Cereal on the floor of your car, crayons stuck in between car seats and loud screams from the backseat you know you’re traveling with kids.  Cars and kids can sometimes be a stressful time, but not when you go to the Chicago Auto Show!

Children and families are actually encouraged to go to the Chicago Auto Show, held annually at McCormick Place.  Children six years old and younger have free admission with a paying adult, and children 7-12 get half price admission. There is also a designated family zone with activities for families and a child seat safety demonstration within the exhibition.

Strollers are allowed, but not rentable, so bring your own stroller.  And most of the restrooms at McCormick Place, the home of the 2009 Chicago Auto Show, have baby-changing stations as well.

There is no private area for nursing mothers, but Illinois law allows nursing mothers to nurse in any public area.  If nursing mothers want to go to some place more private, they can leave and re-enter on the same day as many times as they need, as long as they get their hand stamped.

Finding Fuel (Lunch!)

The hand stamp also works well for families if they want to go to some place specific to eat.  However, finding food at the Chicago Auto Show shouldn’t be a problem.  McCormick Place has a variety of restaurants and food options on location. And although coolers are not allowed, unopened bottles of soda or water (plastic, not glass) and snacks or sandwiches are allowed.

McCormick Place doesn’t just offer a wide variety of food options, but it also has security, in case you lose your child or need help, you should call McCormick Place security at 312-791-6060. Hopefully though, you won’t need to call security.

Go Shopping!

The auto show is also a great place for families to check out new cars.  The family sedan is the most popular car bought in America. Representatives from the manufacturers will be on hand to explain the new safety and family features of the different cars featured.  You can also sit inside of the cars, to see how yellow crayon and mashed up cereal will look on the interior of the new cars.

It’s always a little more stressful traveling with children.

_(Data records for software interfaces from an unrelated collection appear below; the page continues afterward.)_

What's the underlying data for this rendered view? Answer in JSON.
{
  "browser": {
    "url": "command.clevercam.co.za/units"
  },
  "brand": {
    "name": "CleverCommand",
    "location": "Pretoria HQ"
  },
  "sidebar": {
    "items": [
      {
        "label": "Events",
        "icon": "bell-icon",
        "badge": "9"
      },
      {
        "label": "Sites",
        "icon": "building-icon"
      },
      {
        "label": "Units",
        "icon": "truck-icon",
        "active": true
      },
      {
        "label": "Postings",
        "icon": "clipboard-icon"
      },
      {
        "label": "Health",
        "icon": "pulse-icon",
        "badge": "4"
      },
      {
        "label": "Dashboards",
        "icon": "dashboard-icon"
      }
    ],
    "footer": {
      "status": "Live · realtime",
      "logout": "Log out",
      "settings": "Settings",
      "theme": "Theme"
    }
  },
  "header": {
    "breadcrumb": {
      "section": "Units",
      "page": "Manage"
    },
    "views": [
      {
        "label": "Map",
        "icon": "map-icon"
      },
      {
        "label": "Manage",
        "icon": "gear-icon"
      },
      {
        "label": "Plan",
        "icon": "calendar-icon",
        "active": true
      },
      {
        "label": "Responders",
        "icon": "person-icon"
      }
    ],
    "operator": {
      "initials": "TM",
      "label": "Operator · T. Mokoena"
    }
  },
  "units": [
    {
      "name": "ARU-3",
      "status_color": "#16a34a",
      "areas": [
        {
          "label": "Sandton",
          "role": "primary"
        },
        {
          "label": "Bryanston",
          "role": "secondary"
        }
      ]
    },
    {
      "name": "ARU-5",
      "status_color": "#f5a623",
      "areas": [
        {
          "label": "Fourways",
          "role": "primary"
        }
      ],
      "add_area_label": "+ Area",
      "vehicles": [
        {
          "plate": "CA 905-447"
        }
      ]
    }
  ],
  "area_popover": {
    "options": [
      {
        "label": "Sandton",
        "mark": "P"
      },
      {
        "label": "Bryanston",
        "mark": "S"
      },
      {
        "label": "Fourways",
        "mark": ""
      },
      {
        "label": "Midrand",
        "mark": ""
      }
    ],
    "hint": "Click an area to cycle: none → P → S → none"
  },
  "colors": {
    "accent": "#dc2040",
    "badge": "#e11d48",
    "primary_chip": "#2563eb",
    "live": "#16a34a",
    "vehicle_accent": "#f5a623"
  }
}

Do you have any helpful tips for other parents (or others traveling with children) to make the trip to the Chicago Auto Show a safe and enjoyable experience?